KC: In New York City, the game is not only considered a sport, but also as a recreational activity. That’s the big difference. I’ve seen kids playing one-on-one full court in Brooklyn, 70 years old men running with teenagers…you can play with people from all ages and backgrounds and that’s pretty unique. On the individual aspect, New Yorkers are better, more athletic and great ball-handlers, but sharing the ball and moving around is not part of their habits.
The number of playgrounds in New York is just outrageous compared to other cities in the states and the rest of the world. Just imagine if NYC had only one court, West 4th, for example, this is nearly how I grew up. All the players were gathering on the same playground, so the vibe was super friendly, but competitive at the same time. We still have to learn how to integrate playgrounds in our urban landscapes even though France has always been a big streetball place. In the early 90’s guys like Moustapha Sonko were dominating the Parisian playgrounds, but the NBA wasn’t ready yet.
SLAM: Who was your favorite person to interview?
KC: Pee Wee Kirkland, definitely. I had read a few books and articles mentioning the legendary stickman, but I wasn’t really familiar with the character. I never met him personally. So when I saw him at Milbank Center with his 70’s haircut and attitude, I felt like Marty McFly in Back to The Future. But once he started answering, I realized how deep New York basketball culture is and the impact that his generation of players had on our modern basketball.
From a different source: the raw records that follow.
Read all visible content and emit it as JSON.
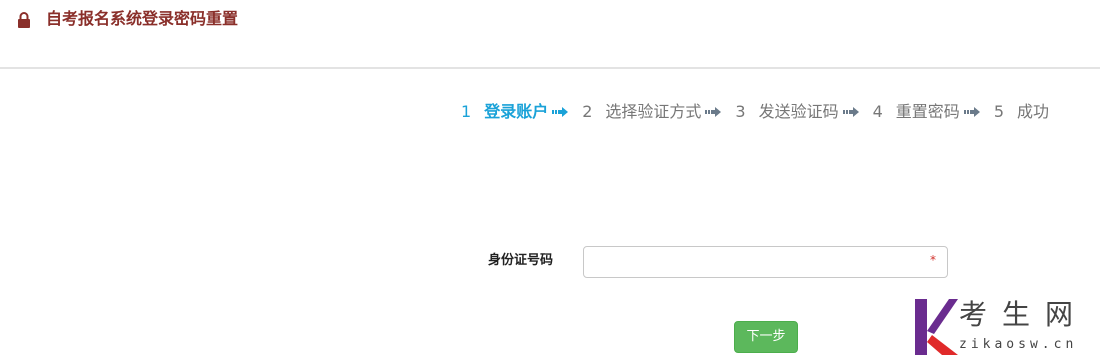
{
  "header": {
    "title": "自考报名系统登录密码重置"
  },
  "steps": [
    {
      "num": "1",
      "label": "登录账户"
    },
    {
      "num": "2",
      "label": "选择验证方式"
    },
    {
      "num": "3",
      "label": "发送验证码"
    },
    {
      "num": "4",
      "label": "重置密码"
    },
    {
      "num": "5",
      "label": "成功"
    }
  ],
  "active_step": 1,
  "form": {
    "id_label": "身份证号码",
    "id_value": "",
    "required_mark": "*",
    "next_label": "下一步"
  },
  "watermark": {
    "cn": "考生网",
    "en": "zikaosw.cn"
  },
  "colors": {
    "title": "#8a2f2a",
    "active_step": "#1aa2d8",
    "inactive_step": "#777777",
    "next_button": "#5cb85c",
    "watermark_k_purple": "#6a2c8f",
    "watermark_k_red": "#e02a2a"
  }
}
I also really enjoyed filming Kenny Smith and Kenny Anderson. I was a big fan and was really surprised to see how enthusiastic they were while talking about their childhood in Lefrak City.
SLAM: What was your favorite part of filming this movie?
KC: Besides the satisfaction of playing ball everyday, we had our funniest moments with kids. Whatever the neighborhood, our most animated characters were the youth of New York City. Each time we would set-up the tripod and play, those little kids would interact with the camera, comment on the games or get behind it to start filming. In Ron Artest’s Queensbridge, for example, as soon as we arrived, a 10-year-old kid came at us and said, “ I’m sure me and my friend can beat you 2-on-2.” He had the typical socks and slip-ons style we saw the whole summer. We accepted the challenge, won three games in a row until he called his big brother, but that wasn’t a problem for us. The camera was still rolling, some kids were saying “ Bang-Bang” on each of our made shots and we ended up winning everything. Another good memory was in Lefrak City. I didn’t know what to expect—15 kids were playing 21 in slip-ons, which was amazing, but when I saw the Kenny Smith’s and Kenny Anderson’s logos on the playgrounds, I instantly felt like I was in a legendary place. Our poster photo was taken that day.